▶ [Your objective] What this exercise calls for is an exact copy of the data.

(Page and application data records)

BEGIN

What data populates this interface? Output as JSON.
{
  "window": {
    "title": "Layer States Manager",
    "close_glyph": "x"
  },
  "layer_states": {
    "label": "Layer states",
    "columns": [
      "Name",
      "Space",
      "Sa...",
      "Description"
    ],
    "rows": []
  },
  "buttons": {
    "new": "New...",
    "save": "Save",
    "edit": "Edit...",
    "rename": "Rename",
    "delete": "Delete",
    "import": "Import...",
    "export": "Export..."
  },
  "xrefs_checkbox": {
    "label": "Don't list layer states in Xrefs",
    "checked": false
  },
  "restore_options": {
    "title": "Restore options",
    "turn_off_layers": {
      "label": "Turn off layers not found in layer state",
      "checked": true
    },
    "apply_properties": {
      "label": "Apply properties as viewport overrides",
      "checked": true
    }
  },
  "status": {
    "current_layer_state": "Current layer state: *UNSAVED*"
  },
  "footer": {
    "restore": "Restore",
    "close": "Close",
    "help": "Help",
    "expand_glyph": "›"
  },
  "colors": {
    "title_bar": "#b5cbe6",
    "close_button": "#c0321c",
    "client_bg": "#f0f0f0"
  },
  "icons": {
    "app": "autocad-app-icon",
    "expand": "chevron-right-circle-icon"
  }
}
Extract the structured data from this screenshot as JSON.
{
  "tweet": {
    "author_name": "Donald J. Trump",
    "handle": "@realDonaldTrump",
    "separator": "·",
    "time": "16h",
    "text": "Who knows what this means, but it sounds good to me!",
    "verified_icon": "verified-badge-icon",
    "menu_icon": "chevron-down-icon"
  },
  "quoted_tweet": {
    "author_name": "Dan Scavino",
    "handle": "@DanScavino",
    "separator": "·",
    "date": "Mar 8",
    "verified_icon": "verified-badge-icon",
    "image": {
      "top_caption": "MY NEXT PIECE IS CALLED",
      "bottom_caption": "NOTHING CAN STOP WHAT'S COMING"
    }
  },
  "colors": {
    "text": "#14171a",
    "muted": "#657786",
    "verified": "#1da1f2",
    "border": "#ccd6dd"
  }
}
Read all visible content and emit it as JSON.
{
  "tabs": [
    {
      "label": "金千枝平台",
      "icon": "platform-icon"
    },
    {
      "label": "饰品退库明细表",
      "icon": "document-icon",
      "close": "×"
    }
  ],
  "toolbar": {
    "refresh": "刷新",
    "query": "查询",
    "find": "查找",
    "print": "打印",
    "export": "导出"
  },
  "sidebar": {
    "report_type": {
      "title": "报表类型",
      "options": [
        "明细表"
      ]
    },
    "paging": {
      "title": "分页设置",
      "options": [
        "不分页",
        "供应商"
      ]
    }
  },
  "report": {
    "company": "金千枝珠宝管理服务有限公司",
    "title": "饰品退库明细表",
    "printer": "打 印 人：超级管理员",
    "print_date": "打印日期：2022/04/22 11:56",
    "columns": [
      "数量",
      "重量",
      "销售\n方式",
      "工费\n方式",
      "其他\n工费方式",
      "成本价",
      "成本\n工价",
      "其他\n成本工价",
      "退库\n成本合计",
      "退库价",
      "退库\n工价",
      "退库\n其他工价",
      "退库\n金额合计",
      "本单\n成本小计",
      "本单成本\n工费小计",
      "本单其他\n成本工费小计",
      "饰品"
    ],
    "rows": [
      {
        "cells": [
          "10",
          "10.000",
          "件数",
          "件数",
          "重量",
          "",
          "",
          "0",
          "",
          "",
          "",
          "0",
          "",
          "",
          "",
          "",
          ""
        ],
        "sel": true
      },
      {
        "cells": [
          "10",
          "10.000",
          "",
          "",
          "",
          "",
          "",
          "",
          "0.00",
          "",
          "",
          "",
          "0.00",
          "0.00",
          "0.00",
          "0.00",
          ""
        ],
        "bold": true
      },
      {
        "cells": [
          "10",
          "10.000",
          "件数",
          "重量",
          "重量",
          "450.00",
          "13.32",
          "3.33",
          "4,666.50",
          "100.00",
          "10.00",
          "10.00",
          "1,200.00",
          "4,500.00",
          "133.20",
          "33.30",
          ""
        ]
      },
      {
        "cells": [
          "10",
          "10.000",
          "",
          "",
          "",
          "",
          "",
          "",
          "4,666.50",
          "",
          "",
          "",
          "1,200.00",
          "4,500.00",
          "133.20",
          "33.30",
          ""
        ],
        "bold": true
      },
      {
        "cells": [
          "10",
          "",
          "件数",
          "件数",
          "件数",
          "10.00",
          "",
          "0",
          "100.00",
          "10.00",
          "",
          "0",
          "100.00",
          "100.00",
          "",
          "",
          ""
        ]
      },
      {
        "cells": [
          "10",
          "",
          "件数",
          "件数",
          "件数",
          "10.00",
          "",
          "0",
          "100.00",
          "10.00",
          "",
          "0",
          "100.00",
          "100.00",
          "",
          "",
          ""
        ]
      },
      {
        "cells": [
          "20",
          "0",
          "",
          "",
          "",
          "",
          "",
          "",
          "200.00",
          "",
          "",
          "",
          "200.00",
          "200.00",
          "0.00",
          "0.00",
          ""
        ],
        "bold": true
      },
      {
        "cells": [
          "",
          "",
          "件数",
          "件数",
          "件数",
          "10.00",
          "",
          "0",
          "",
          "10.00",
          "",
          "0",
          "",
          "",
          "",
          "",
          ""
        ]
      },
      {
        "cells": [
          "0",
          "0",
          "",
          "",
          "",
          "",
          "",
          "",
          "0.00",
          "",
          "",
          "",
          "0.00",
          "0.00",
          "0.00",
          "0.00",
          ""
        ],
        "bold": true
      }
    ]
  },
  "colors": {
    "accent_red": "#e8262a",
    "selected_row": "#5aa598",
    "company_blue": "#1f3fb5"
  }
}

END

▶ [Completed exercise]
What data populates this interface? Output as JSON.
{
  "window": {
    "title": "Layer States Manager",
    "close_glyph": "x"
  },
  "layer_states": {
    "label": "Layer states",
    "columns": [
      "Name",
      "Space",
      "Sa...",
      "Description"
    ],
    "rows": []
  },
  "buttons": {
    "new": "New...",
    "save": "Save",
    "edit": "Edit...",
    "rename": "Rename",
    "delete": "Delete",
    "import": "Import...",
    "export": "Export..."
  },
  "xrefs_checkbox": {
    "label": "Don't list layer states in Xrefs",
    "checked": false
  },
  "restore_options": {
    "title": "Restore options",
    "turn_off_layers": {
      "label": "Turn off layers not found in layer state",
      "checked": true
    },
    "apply_properties": {
      "label": "Apply properties as viewport overrides",
      "checked": true
    }
  },
  "status": {
    "current_layer_state": "Current layer state: *UNSAVED*"
  },
  "footer": {
    "restore": "Restore",
    "close": "Close",
    "help": "Help",
    "expand_glyph": "›"
  },
  "colors": {
    "title_bar": "#b5cbe6",
    "close_button": "#c0321c",
    "client_bg": "#f0f0f0"
  },
  "icons": {
    "app": "autocad-app-icon",
    "expand": "chevron-right-circle-icon"
  }
}
Extract the structured data from this screenshot as JSON.
{
  "tweet": {
    "author_name": "Donald J. Trump",
    "handle": "@realDonaldTrump",
    "separator": "·",
    "time": "16h",
    "text": "Who knows what this means, but it sounds good to me!",
    "verified_icon": "verified-badge-icon",
    "menu_icon": "chevron-down-icon"
  },
  "quoted_tweet": {
    "author_name": "Dan Scavino",
    "handle": "@DanScavino",
    "separator": "·",
    "date": "Mar 8",
    "verified_icon": "verified-badge-icon",
    "image": {
      "top_caption": "MY NEXT PIECE IS CALLED",
      "bottom_caption": "NOTHING CAN STOP WHAT'S COMING"
    }
  },
  "colors": {
    "text": "#14171a",
    "muted": "#657786",
    "verified": "#1da1f2",
    "border": "#ccd6dd"
  }
}
Read all visible content and emit it as JSON.
{
  "tabs": [
    {
      "label": "金千枝平台",
      "icon": "platform-icon"
    },
    {
      "label": "饰品退库明细表",
      "icon": "document-icon",
      "close": "×"
    }
  ],
  "toolbar": {
    "refresh": "刷新",
    "query": "查询",
    "find": "查找",
    "print": "打印",
    "export": "导出"
  },
  "sidebar": {
    "report_type": {
      "title": "报表类型",
      "options": [
        "明细表"
      ]
    },
    "paging": {
      "title": "分页设置",
      "options": [
        "不分页",
        "供应商"
      ]
    }
  },
  "report": {
    "company": "金千枝珠宝管理服务有限公司",
    "title": "饰品退库明细表",
    "printer": "打 印 人：超级管理员",
    "print_date": "打印日期：2022/04/22 11:56",
    "columns": [
      "数量",
      "重量",
      "销售\n方式",
      "工费\n方式",
      "其他\n工费方式",
      "成本价",
      "成本\n工价",
      "其他\n成本工价",
      "退库\n成本合计",
      "退库价",
      "退库\n工价",
      "退库\n其他工价",
      "退库\n金额合计",
      "本单\n成本小计",
      "本单成本\n工费小计",
      "本单其他\n成本工费小计",
      "饰品"
    ],
    "rows": [
      {
        "cells": [
          "10",
          "10.000",
          "件数",
          "件数",
          "重量",
          "",
          "",
          "0",
          "",
          "",
          "",
          "0",
          "",
          "",
          "",
          "",
          ""
        ],
        "sel": true
      },
      {
        "cells": [
          "10",
          "10.000",
          "",
          "",
          "",
          "",
          "",
          "",
          "0.00",
          "",
          "",
          "",
          "0.00",
          "0.00",
          "0.00",
          "0.00",
          ""
        ],
        "bold": true
      },
      {
        "cells": [
          "10",
          "10.000",
          "件数",
          "重量",
          "重量",
          "450.00",
          "13.32",
          "3.33",
          "4,666.50",
          "100.00",
          "10.00",
          "10.00",
          "1,200.00",
          "4,500.00",
          "133.20",
          "33.30",
          ""
        ]
      },
      {
        "cells": [
          "10",
          "10.000",
          "",
          "",
          "",
          "",
          "",
          "",
          "4,666.50",
          "",
          "",
          "",
          "1,200.00",
          "4,500.00",
          "133.20",
          "33.30",
          ""
        ],
        "bold": true
      },
      {
        "cells": [
          "10",
          "",
          "件数",
          "件数",
          "件数",
          "10.00",
          "",
          "0",
          "100.00",
          "10.00",
          "",
          "0",
          "100.00",
          "100.00",
          "",
          "",
          ""
        ]
      },
      {
        "cells": [
          "10",
          "",
          "件数",
          "件数",
          "件数",
          "10.00",
          "",
          "0",
          "100.00",
          "10.00",
          "",
          "0",
          "100.00",
          "100.00",
          "",
          "",
          ""
        ]
      },
      {
        "cells": [
          "20",
          "0",
          "",
          "",
          "",
          "",
          "",
          "",
          "200.00",
          "",
          "",
          "",
          "200.00",
          "200.00",
          "0.00",
          "0.00",
          ""
        ],
        "bold": true
      },
      {
        "cells": [
          "",
          "",
          "件数",
          "件数",
          "件数",
          "10.00",
          "",
          "0",
          "",
          "10.00",
          "",
          "0",
          "",
          "",
          "",
          "",
          ""
        ]
      },
      {
        "cells": [
          "0",
          "0",
          "",
          "",
          "",
          "",
          "",
          "",
          "0.00",
          "",
          "",
          "",
          "0.00",
          "0.00",
          "0.00",
          "0.00",
          ""
        ],
        "bold": true
      }
    ]
  },
  "colors": {
    "accent_red": "#e8262a",
    "selected_row": "#5aa598",
    "company_blue": "#1f3fb5"
  }
}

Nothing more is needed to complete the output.